- 120Hz screen refresh rate for super-smooth scrolling, animations and gameplay
- Much faster graphics for conference calls over 5G and real-time gaming
- Faster AI processing, which could be used for voice assistants and automatically adjusting camera scenes
- Wi-Fi 6 support for faster internet
For even more examples, here are 6 more cool, new features Android phones could get next year.
The best phones to give in 2019See all photos
Just because it's on the chipset, doesn't mean it'll be on the phone
Phone makers often talk about their low-light photography, fast charging, and other features as if they invented them. And sure, brands like OnePlus, Google and LG all had a hand in customizing the way features look and act on a finished device. That's important. But most of the time, these brands didn't lay the foundation. The chip did that.
For example, if your chip doesn't support faster Wi-Fi 6 internet or a 200-megapixel camera, there's no chance your phone can use either one if the company isn't making a separate processor itself.
But here's a brain twister. Even if the chip supports those features, you still might not get them on your phone.
Here's why: Companies such as Qualcomm, MediaTek, Intel and AMD sell their chips (which aren't just for phones) to third-party device makers, who use the chips as they will. It's the device maker that becomes responsible for turning the feature on and making sure it all comes together in the final product.
What does that mean for competition?
In general, different chip makers tend to have similar features to their rivals, including super slow-motion video, support for wireless charging and portrait mode photography.
There are some notable exceptions, such as secure face unlock on the iPhone X ($255 at Amazon): It came two years before the Pixel 4's ($190 at Walmart) secure face unlock, which supports mobile payments.
There are also some brands that make chips or processors in-house, such as Apple's A13 Bionic processor, which powers the iPhone 11 ($300 at Amazon) phones.

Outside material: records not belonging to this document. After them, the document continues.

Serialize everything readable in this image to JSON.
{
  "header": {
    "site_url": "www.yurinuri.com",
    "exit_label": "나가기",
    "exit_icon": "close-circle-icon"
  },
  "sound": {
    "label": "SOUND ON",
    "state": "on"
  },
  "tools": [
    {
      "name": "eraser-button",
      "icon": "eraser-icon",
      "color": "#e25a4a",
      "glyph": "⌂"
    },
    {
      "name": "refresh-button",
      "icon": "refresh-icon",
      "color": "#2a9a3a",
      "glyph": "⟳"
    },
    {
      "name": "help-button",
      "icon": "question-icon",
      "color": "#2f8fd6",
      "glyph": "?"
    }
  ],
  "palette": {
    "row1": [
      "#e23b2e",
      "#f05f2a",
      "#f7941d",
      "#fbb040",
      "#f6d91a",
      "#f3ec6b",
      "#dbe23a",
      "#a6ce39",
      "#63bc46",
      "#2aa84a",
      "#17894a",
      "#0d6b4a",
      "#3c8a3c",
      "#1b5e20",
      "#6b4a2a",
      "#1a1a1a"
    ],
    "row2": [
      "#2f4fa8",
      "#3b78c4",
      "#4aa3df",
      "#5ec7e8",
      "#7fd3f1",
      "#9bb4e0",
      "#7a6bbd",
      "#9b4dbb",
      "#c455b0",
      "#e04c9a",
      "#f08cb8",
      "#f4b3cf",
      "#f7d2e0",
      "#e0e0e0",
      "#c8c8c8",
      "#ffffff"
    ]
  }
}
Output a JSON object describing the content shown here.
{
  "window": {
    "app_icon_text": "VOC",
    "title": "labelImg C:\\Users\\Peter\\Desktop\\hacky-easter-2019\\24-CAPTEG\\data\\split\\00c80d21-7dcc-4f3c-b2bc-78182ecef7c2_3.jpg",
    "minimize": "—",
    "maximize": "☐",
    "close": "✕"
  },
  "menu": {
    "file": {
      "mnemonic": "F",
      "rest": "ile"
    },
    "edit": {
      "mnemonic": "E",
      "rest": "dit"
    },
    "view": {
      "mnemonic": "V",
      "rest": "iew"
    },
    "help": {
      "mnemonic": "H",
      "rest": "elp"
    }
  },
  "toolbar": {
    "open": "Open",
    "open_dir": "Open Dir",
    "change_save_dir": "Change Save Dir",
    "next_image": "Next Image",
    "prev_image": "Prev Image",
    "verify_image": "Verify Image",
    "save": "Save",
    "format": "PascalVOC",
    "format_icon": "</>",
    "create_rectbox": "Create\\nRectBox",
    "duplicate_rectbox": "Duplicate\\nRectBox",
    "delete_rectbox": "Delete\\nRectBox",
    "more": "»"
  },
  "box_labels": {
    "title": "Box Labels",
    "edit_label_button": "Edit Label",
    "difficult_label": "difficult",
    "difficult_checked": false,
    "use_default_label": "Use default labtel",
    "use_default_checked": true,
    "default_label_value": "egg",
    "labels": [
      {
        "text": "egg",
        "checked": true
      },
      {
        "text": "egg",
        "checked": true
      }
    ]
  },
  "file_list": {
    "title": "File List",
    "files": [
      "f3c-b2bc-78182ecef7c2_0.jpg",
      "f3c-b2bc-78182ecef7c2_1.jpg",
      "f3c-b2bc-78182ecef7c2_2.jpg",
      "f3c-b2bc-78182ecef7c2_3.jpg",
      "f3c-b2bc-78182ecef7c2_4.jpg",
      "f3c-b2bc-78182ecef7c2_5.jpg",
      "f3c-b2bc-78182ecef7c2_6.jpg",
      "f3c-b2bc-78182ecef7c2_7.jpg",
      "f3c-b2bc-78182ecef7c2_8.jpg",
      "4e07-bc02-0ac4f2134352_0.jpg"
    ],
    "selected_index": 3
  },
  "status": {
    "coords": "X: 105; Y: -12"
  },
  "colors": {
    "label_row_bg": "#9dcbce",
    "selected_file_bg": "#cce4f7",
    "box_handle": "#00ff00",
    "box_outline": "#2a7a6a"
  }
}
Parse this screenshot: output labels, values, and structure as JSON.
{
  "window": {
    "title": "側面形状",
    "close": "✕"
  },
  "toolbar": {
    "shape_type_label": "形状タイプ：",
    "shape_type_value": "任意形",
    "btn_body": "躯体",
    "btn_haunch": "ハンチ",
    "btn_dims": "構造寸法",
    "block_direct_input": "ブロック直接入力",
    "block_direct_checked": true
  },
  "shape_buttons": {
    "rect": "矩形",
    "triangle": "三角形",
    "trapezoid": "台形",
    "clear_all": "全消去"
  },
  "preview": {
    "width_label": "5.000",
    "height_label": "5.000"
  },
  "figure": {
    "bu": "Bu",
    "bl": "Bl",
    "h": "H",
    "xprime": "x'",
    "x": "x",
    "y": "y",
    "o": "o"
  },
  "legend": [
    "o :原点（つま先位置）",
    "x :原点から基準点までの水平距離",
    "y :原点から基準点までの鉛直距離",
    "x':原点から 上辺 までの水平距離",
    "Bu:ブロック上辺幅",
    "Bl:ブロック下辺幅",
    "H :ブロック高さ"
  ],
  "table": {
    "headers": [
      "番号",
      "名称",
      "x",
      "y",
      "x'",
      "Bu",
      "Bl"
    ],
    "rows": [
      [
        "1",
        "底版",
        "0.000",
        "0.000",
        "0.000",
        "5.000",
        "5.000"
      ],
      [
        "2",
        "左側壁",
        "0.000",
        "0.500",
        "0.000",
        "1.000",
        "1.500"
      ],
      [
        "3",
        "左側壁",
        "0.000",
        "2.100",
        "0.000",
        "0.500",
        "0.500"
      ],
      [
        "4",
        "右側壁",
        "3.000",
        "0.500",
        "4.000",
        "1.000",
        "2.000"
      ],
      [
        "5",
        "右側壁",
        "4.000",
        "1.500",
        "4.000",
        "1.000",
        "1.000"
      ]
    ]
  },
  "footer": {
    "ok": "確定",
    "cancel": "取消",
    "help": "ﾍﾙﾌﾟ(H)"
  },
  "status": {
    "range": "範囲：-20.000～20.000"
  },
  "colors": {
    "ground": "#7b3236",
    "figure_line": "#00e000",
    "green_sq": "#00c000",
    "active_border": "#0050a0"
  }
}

That gives the brand a leg up on building its own features that other phones don't have.
Samsung and Huawei also have a separate chip business that sells parts to the phone business.
Does it matter which chip your phone has?
You might not care whether your phone has the latest chip or last year's as long as it has all the features you want for the price you're willing to pay. And you wouldn't want a premium processor on a $300 phone like the Moto G7 -- it would tank the battery and hike up the price.
But if you happen to know that your phone uses the most recent chipset, you can guess it'll be faster than one that uses last year's chip, meaning it could have better battery life with more camera tricks and it could be able to connect to the internet faster.
If you're ready to buy a new phone, we can help you figure out where to start. But when you do, take a moment to think about the powerful chip that makes it all happen.
Originally published earlier this week.